WHAT YOU SHOULD DO
Find every line of the records that has "Argentina" and return it.

-*-

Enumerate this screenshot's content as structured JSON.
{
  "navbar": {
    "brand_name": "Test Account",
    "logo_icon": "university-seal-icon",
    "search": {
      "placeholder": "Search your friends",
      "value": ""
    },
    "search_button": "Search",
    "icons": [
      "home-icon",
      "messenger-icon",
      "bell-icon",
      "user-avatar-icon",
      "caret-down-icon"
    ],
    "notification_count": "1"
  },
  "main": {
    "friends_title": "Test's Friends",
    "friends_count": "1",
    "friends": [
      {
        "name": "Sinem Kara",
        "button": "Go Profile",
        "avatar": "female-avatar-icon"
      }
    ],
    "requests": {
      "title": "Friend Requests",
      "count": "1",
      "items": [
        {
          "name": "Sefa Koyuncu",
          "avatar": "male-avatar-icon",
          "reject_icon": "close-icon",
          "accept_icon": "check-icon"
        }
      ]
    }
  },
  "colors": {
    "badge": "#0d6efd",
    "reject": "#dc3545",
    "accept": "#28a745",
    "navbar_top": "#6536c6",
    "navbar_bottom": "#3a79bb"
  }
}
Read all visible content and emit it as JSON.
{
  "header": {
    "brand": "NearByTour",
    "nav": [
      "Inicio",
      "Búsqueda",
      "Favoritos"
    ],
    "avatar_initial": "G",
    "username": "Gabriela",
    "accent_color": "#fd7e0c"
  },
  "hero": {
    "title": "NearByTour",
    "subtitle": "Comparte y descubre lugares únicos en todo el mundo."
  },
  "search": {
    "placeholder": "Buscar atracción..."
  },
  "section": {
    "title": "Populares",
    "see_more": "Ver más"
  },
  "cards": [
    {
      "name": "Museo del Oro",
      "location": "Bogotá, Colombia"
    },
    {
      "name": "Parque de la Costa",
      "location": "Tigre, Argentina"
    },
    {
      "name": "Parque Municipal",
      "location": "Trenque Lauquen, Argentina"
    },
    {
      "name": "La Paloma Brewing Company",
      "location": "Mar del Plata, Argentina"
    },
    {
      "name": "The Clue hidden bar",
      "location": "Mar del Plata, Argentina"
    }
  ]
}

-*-

PROBLEM SOLUTION
      "location": "Tigre, Argentina"
      "location": "Trenque Lauquen, Argentina"
      "location": "Mar del Plata, Argentina"
      "location": "Mar del Plata, Argentina"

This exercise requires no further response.